Archive for July, 2006


Random, Writing No Comments »

I’m suffering from a serious bout of “meh” from my full-time job lately and all of the associative feelings are creeping their way into the rest of my life. I’m prone to suffering from “meh” when I get incredibly stressed out about something and the prospect of solving the stress seems rather hopeless.

As a director at a non-profit organization (an inherently thankless job), it is really difficult to expend my energy working my tail off and motivating my staff when I really could use a shot of optimism for myself every once in a while. I know that my staff feel valued because I am constantly reinforcing their roles in the department. I just wish I could feel those positive vibes about the work that I contribute to the agency. For the past year, I’ve had a swimming-against-the-tide/drowning-in-work/never-going-to-catch-up cloud hanging over my head with false promises of when the skies will finally clear. I thought it would be more manageable in April, after our agency accreditation process—nope. I thought completing four major grants might clear up my to-do list—nope.

In terms of my life outside of work, I’m finding it really difficult to come home and write because my brain feels like it’s stuffed with cotton instead of intelligent and creative ideas. I started going back to the gym this week in an effort to de-stress and clear out my head before going home; it’s led to a bit of weight loss, but I’m still brain dead. I’ve visited Borders and Barnes & Noble at least four times in the past week and a half because it’s usually very motivating to sit down with a stack of magazines and envision new article ideas. Besides spending money and drinking coffee, my trips were rather unproductive. Meh.

Any suggestions for how I can pull my head out of my ass?


Pop Culture, Writing 5 Comments »

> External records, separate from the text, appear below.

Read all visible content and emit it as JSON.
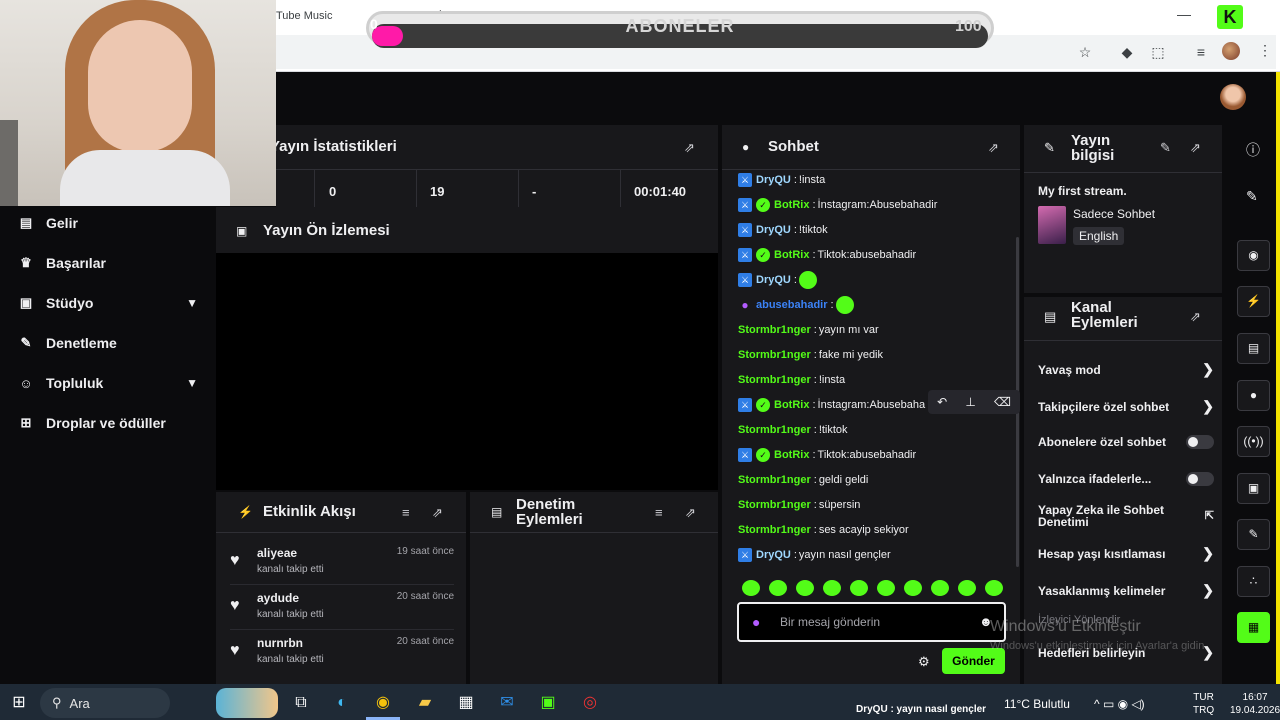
{
  "browser": {
    "tab_title": "Tube Music",
    "close_glyph": "×",
    "new_tab_glyph": "+",
    "minimize_glyph": "—",
    "kick_logo": "K"
  },
  "overlay": {
    "label": "ABONELER",
    "min": "0",
    "max": "100",
    "progress_fraction": 0.05
  },
  "nav": {
    "items": [
      {
        "label": "Gelir",
        "icon": "revenue-icon"
      },
      {
        "label": "Başarılar",
        "icon": "trophy-icon"
      },
      {
        "label": "Stüdyo",
        "icon": "studio-icon",
        "expandable": true
      },
      {
        "label": "Denetleme",
        "icon": "wrench-icon"
      },
      {
        "label": "Topluluk",
        "icon": "community-icon",
        "expandable": true
      },
      {
        "label": "Droplar ve ödüller",
        "icon": "gift-icon"
      }
    ]
  },
  "stats": {
    "title": "Yayın İstatistikleri",
    "values": [
      "0",
      "19",
      "-",
      "00:01:40"
    ]
  },
  "preview": {
    "title": "Yayın Ön İzlemesi"
  },
  "activity": {
    "title": "Etkinlik Akışı",
    "items": [
      {
        "name": "aliyeae",
        "action": "kanalı takip etti",
        "time": "19 saat önce"
      },
      {
        "name": "aydude",
        "action": "kanalı takip etti",
        "time": "20 saat önce"
      },
      {
        "name": "nurnrbn",
        "action": "kanalı takip etti",
        "time": "20 saat önce"
      }
    ]
  },
  "moderation": {
    "title_line1": "Denetim",
    "title_line2": "Eylemleri"
  },
  "chat": {
    "title": "Sohbet",
    "messages": [
      {
        "user": "DryQU",
        "color": "#9fd8ff",
        "badges": [
          "mod"
        ],
        "text": "!insta"
      },
      {
        "user": "BotRix",
        "color": "#53fc18",
        "badges": [
          "mod",
          "verified"
        ],
        "text": "İnstagram:Abusebahadir"
      },
      {
        "user": "DryQU",
        "color": "#9fd8ff",
        "badges": [
          "mod"
        ],
        "text": "!tiktok"
      },
      {
        "user": "BotRix",
        "color": "#53fc18",
        "badges": [
          "mod",
          "verified"
        ],
        "text": "Tiktok:abusebahadir"
      },
      {
        "user": "DryQU",
        "color": "#9fd8ff",
        "badges": [
          "mod"
        ],
        "text": "",
        "emote": true
      },
      {
        "user": "abusebahadir",
        "color": "#3b82f6",
        "badges": [
          "mic"
        ],
        "text": "",
        "emote": true
      },
      {
        "user": "Stormbr1nger",
        "color": "#53fc18",
        "badges": [],
        "text": "yayın mı var"
      },
      {
        "user": "Stormbr1nger",
        "color": "#53fc18",
        "badges": [],
        "text": "fake mi yedik"
      },
      {
        "user": "Stormbr1nger",
        "color": "#53fc18",
        "badges": [],
        "text": "!insta"
      },
      {
        "user": "BotRix",
        "color": "#53fc18",
        "badges": [
          "mod",
          "verified"
        ],
        "text": "İnstagram:Abusebaha"
      },
      {
        "user": "Stormbr1nger",
        "color": "#53fc18",
        "badges": [],
        "text": "!tiktok"
      },
      {
        "user": "BotRix",
        "color": "#53fc18",
        "badges": [
          "mod",
          "verified"
        ],
        "text": "Tiktok:abusebahadir"
      },
      {
        "user": "Stormbr1nger",
        "color": "#53fc18",
        "badges": [],
        "text": "geldi geldi"
      },
      {
        "user": "Stormbr1nger",
        "color": "#53fc18",
        "badges": [],
        "text": "süpersin"
      },
      {
        "user": "Stormbr1nger",
        "color": "#53fc18",
        "badges": [],
        "text": "ses acayip sekiyor"
      },
      {
        "user": "DryQU",
        "color": "#9fd8ff",
        "badges": [
          "mod"
        ],
        "text": "yayın nasıl gençler"
      }
    ],
    "input_placeholder": "Bir mesaj gönderin",
    "send_label": "Gönder"
  },
  "stream_info": {
    "title_line1": "Yayın",
    "title_line2": "bilgisi",
    "stream_title": "My first stream.",
    "category": "Sadece Sohbet",
    "language": "English"
  },
  "channel_actions": {
    "title_line1": "Kanal",
    "title_line2": "Eylemleri",
    "rows": [
      {
        "label": "Yavaş mod",
        "type": "chevron"
      },
      {
        "label": "Takipçilere özel sohbet",
        "type": "chevron"
      },
      {
        "label": "Abonelere özel sohbet",
        "type": "toggle"
      },
      {
        "label": "Yalnızca ifadelerle...",
        "type": "toggle"
      },
      {
        "label": "Yapay Zeka ile Sohbet Denetimi",
        "type": "external"
      },
      {
        "label": "Hesap yaşı kısıtlaması",
        "type": "chevron"
      },
      {
        "label": "Yasaklanmış kelimeler",
        "type": "chevron"
      },
      {
        "label": "İzleyici Yönlendir",
        "type": "none"
      },
      {
        "label": "Hedefleri belirleyin",
        "type": "chevron"
      }
    ]
  },
  "watermark": {
    "line1": "Windows'u Etkinleştir",
    "line2": "Windows'u etkinleştirmek için Ayarlar'a gidin."
  },
  "taskbar": {
    "search": "Ara",
    "notification": "DryQU : yayın nasıl gençler",
    "weather": "11°C  Bulutlu",
    "lang_line1": "TUR",
    "lang_line2": "TRQ",
    "time": "16:07",
    "date": "19.04.2026"
  }
}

Now that I have your attention… My first Master’s level class ended yesterday and I am already finding myself depressed because I have two whole months before I take another course. Feminist Film Studies was an absolutely fantastic class! I feel 110% positive that the Gender/Cultural Studies program is the best fit for my passions and future goals. At the last minute, the original professor backed out of teaching the class so we were assigned a new adjunct professor who just received his Doctorate last week. He was so full of energy and passion for the subject that it was contagious. We read several articles from a feminist film studies anthology that set a good foundation for other media theory work I might encounter in this program. During the past five weeks, I had the chance to watch, analyze, and discuss the following films:
          • Now, Voyager
          • Vertigo
          • Alien
          • Daughters of the Dust
          • The Piano
          • Boys Don’t Cry
          • Mulholland Drive
          • La Pianiste
          • The Day I Became a Woman

I thought, through the virtue of my filmmaker fiancé, that I had viewed just about every movie on the face of the planet—give or take a few. So I was pleasantly surprised to read the syllabus and find only one film that I had watched previously (Boys Don’t Cry). It was a pain in the rear to track down the films that we had to watch outside of class, but I found them all via Netflix or one of the state public libraries. I particularly enjoyed writing about Vertigo (Alfred Hitchcock was one crazy mofo) and The Piano (a great example of how Hollywood and American culture blur the lines between rape, violence, and sex). Mulholland Drive scrambled by brain like no other film on the planet and I’m still in shock over La Pianiste.

I took a stand in my final paper on how I believe that psychoanalysis is a poor tool for feminist film studies because it is patriarchal to its core. To prove my point, I compared representations of male vs. female madness using Freud’s theories on castration anxiety. Good stuff. It’s also fun to speak to fellow students in public about castration and take notice of all the panicked faces.

On another note, Lisa Jervis and Andi Zeisler (aka the co-founders of Bitch Magazine and my supreme, ultimate, absolute role models) are coming to Boston in September for a presentation on how to be a published, feminist writer. I cannot express how unbelievably excited I am to have a chance to meet these two women, who normally reside ALL the way in California. Would it be inappropriate to bring my favorite issues of Bitch with a Sharpie for autographs? Or to camp outside of the place overnight like a pre-teen N*Sync fan? I still have a few months to concoct a delicious plan to become their East Coast protégé. Hmmmm…